Students in the research lab at Virginia Tech prepare to test water samples from Flint.
Credit FlintWaterStudy.org

By mid-August, the small research lab on the 4th floor of Durham Hall at Virginia Tech was a beehive of activity. Cardboard FedEx boxes full of lead testing kits from Flint started arriving for analysis.

Lee Anne Walters, and a group of Flint residents helped hand out the testing kits all over Flint. In all, graduate students, like Anurag Mantha processed more than 800 samples.

“We spent so many weekends here trying to get that done on time, so that we could get the data and start giving out the results to people because every hour, every day, we're delayed that thing, more and more people were still drinking the Flint water,” she says.

The tests showed lead levels in Flint were pretty bad.

Alerting the people of Flint

Bad enough, that one afternoon in mid-September, he went back to Flint. On the lawn in front of Flint City Hall, Edwards addressed several reporters, and about two dozen Flint residents.

Point by point, he explained why there’s a dangerous lead problem in Flint.

“This problem has arisen because of what’s known as a corrosion issue. So most cities, like Detroit, have treatments for their water where they put chemicals in the water to stop corrosion,” he said to the crowd. “You can’t see it, but there’s an iron nail in this bottle here.”

Marc Edwards alerts the people of Flint that they should take precautions when dealing with drinking water in Flint.
Credit Steve Carmody / Michigan Radio

He held up two small bottles of water. In one with pretty clear water, you can see a small nail in the top. The water in the other bottle is orange. This was Flint’s water. It was basically eating the nail. The iron nail was disintegrating into the water.

Edwards says Flint’s corrosive water is doing the same thing to distribution pipes all over the city.

“Flint is the only city in America that I’m aware who does not have a corrosion control plan in place to stop this kind of problem,” Edwards said. “So this water looks bad. It smells bad. It tastes bad. And this is part of what people have been complaining about.”

But, Edwards warned the crowd, the real danger isn’t the iron you can see in the tap water. The real danger is odorless, tasteless lead, that’s also leaching from the distribution system.

Edwards said people in Flint should protect themselves against the lead exposure immediately.

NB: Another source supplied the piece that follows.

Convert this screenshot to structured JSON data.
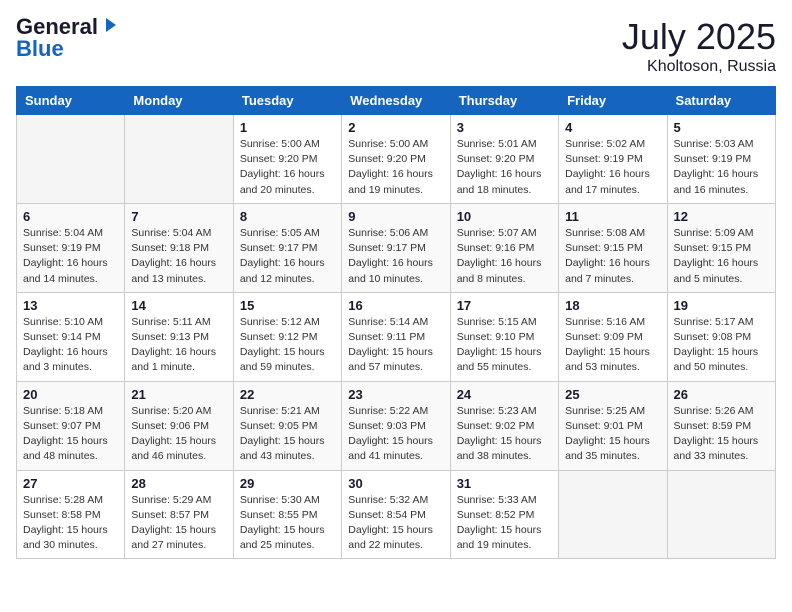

He told them to stop drinking the tap water; to buy a certified lead filter, or bottled water if they can afford it.

Click here for part three of Not Safe to Drink, where you can learn how state officials continued to downplay the lead risk to Flint’s children, even after experts found dangerously high levels of lead in the water. And we meet a Flint pediatrician who risked her reputation to change the city’s course.